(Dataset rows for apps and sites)
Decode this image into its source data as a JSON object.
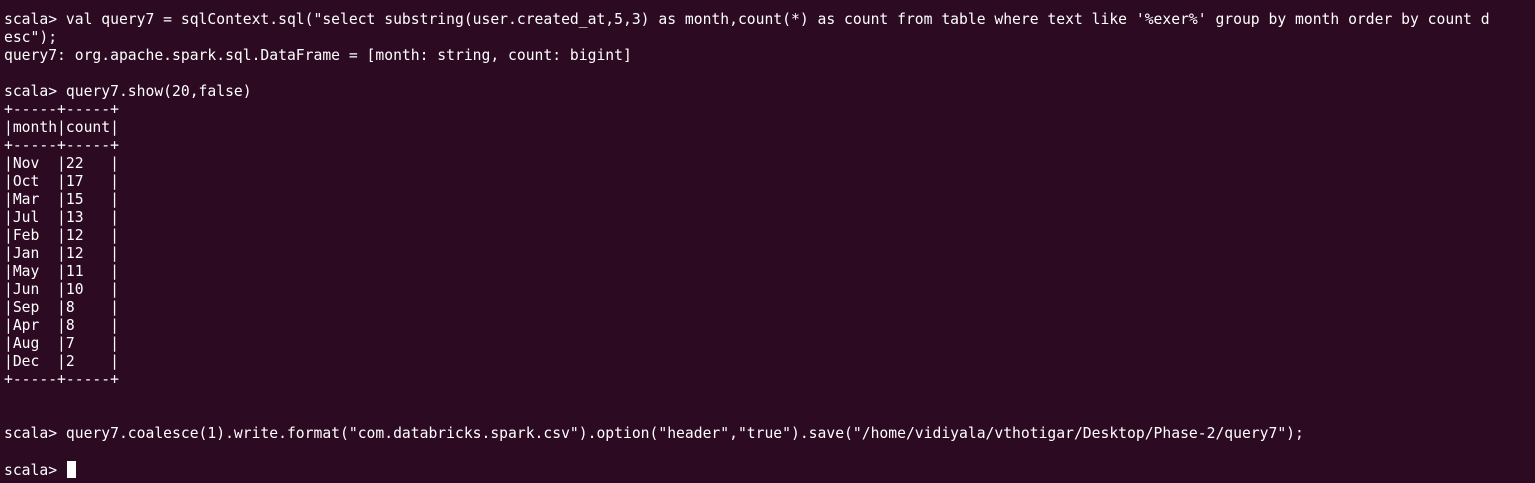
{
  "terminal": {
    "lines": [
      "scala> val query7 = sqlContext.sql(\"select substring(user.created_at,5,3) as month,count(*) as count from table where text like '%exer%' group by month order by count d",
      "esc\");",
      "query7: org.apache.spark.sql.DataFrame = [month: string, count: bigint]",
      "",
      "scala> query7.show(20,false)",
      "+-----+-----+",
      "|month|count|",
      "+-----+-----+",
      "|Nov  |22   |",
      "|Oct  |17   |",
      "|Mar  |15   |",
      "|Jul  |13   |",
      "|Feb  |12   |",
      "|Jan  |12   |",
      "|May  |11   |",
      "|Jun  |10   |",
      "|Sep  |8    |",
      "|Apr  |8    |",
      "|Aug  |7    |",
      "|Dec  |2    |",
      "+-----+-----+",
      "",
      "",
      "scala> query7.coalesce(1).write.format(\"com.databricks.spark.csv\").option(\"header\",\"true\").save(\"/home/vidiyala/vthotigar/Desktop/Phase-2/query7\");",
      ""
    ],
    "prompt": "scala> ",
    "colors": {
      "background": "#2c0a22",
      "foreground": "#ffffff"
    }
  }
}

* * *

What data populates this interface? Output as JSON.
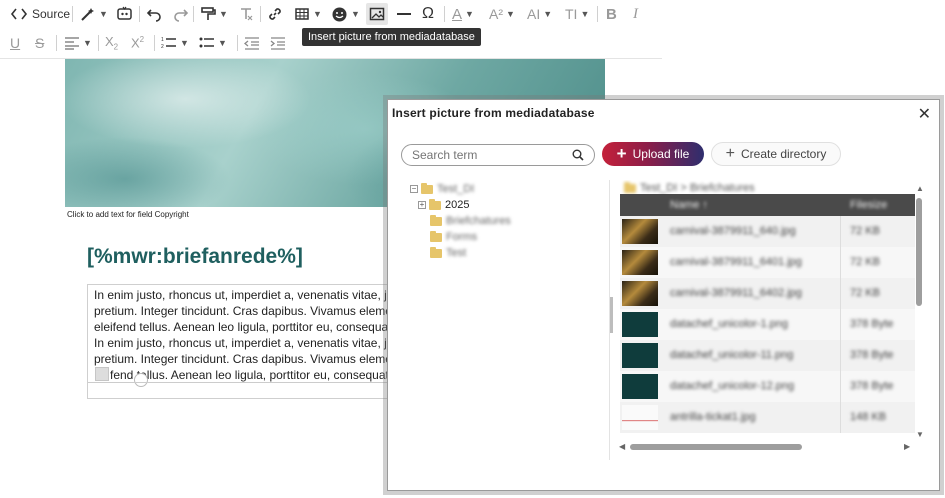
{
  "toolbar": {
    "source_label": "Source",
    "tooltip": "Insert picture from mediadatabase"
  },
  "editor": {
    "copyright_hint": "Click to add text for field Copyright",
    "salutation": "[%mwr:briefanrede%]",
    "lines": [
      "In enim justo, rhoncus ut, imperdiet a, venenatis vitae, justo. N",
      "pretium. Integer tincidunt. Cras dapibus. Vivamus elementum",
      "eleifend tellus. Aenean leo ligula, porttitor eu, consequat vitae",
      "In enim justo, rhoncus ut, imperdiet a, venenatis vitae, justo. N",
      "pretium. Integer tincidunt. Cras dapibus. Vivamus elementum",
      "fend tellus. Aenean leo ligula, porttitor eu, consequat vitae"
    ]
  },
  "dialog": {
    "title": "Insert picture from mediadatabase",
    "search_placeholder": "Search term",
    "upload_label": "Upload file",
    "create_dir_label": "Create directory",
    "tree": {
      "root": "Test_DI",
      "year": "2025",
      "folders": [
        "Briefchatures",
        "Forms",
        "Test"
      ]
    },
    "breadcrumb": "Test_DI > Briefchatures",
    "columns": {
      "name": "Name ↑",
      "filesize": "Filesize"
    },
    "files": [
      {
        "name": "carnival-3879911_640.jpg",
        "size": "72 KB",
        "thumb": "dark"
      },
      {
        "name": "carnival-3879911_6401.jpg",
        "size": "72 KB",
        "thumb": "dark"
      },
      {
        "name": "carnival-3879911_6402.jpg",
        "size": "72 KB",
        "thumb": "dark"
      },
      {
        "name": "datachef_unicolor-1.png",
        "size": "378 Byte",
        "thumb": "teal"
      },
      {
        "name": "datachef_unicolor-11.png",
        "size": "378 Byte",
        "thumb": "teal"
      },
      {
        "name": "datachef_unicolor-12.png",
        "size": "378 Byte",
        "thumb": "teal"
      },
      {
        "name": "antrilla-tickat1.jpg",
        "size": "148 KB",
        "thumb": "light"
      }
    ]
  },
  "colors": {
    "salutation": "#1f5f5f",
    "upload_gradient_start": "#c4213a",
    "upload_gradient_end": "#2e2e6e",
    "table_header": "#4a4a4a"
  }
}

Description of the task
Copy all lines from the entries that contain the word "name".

Task solution
      "name": "Name ↑",
        "name": "carnival-3879911_640.jpg",
        "name": "carnival-3879911_6401.jpg",
        "name": "carnival-3879911_6402.jpg",
        "name": "datachef_unicolor-1.png",
        "name": "datachef_unicolor-11.png",
        "name": "datachef_unicolor-12.png",
        "name": "antrilla-tickat1.jpg",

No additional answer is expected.